RECORD EXCERPTS ->
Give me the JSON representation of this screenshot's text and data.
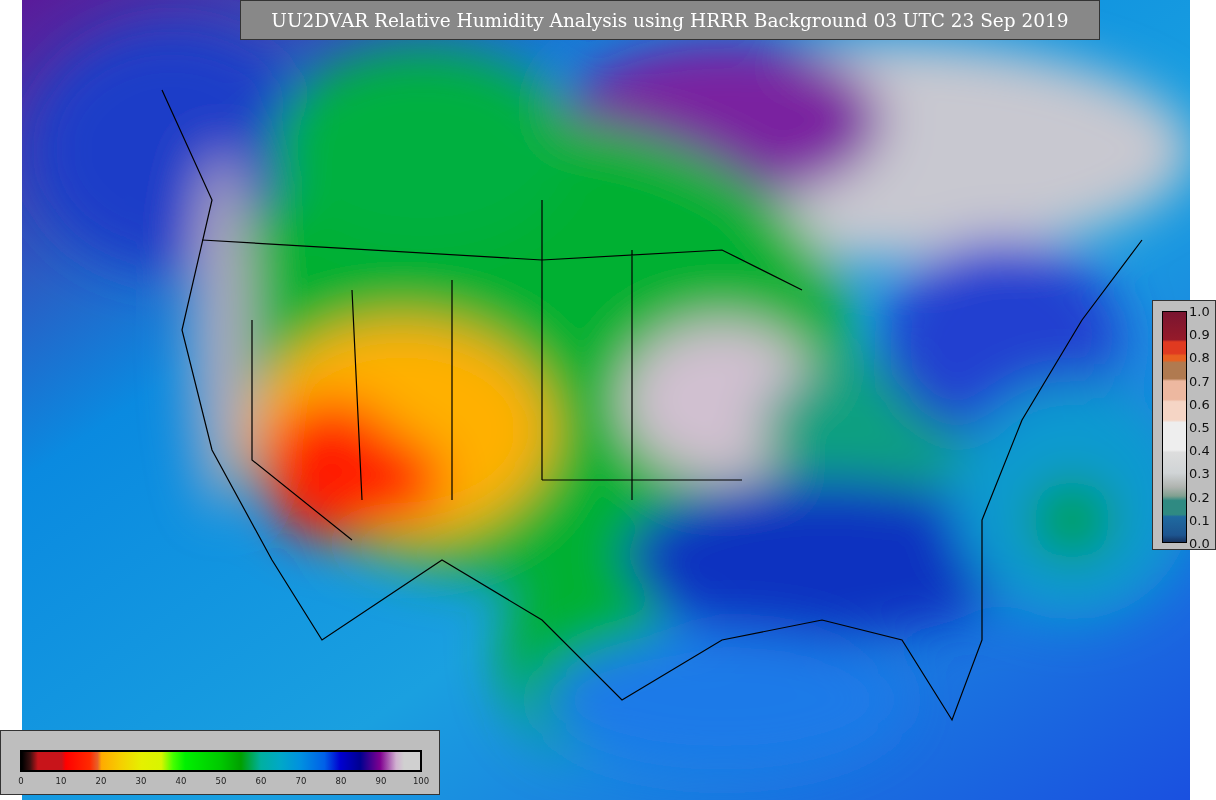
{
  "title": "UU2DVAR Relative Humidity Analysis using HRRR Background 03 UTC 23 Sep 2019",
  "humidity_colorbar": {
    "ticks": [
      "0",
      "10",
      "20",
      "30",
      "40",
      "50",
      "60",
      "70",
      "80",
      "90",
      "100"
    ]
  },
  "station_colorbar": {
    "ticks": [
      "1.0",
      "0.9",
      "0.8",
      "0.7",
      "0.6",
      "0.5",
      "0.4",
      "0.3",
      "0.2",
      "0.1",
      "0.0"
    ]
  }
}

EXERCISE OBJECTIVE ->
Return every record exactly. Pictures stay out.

SOLUTION BELOW ->
Give me the JSON representation of this screenshot's text and data.
{
  "title": "UU2DVAR Relative Humidity Analysis using HRRR Background 03 UTC 23 Sep 2019",
  "humidity_colorbar": {
    "ticks": [
      "0",
      "10",
      "20",
      "30",
      "40",
      "50",
      "60",
      "70",
      "80",
      "90",
      "100"
    ]
  },
  "station_colorbar": {
    "ticks": [
      "1.0",
      "0.9",
      "0.8",
      "0.7",
      "0.6",
      "0.5",
      "0.4",
      "0.3",
      "0.2",
      "0.1",
      "0.0"
    ]
  }
}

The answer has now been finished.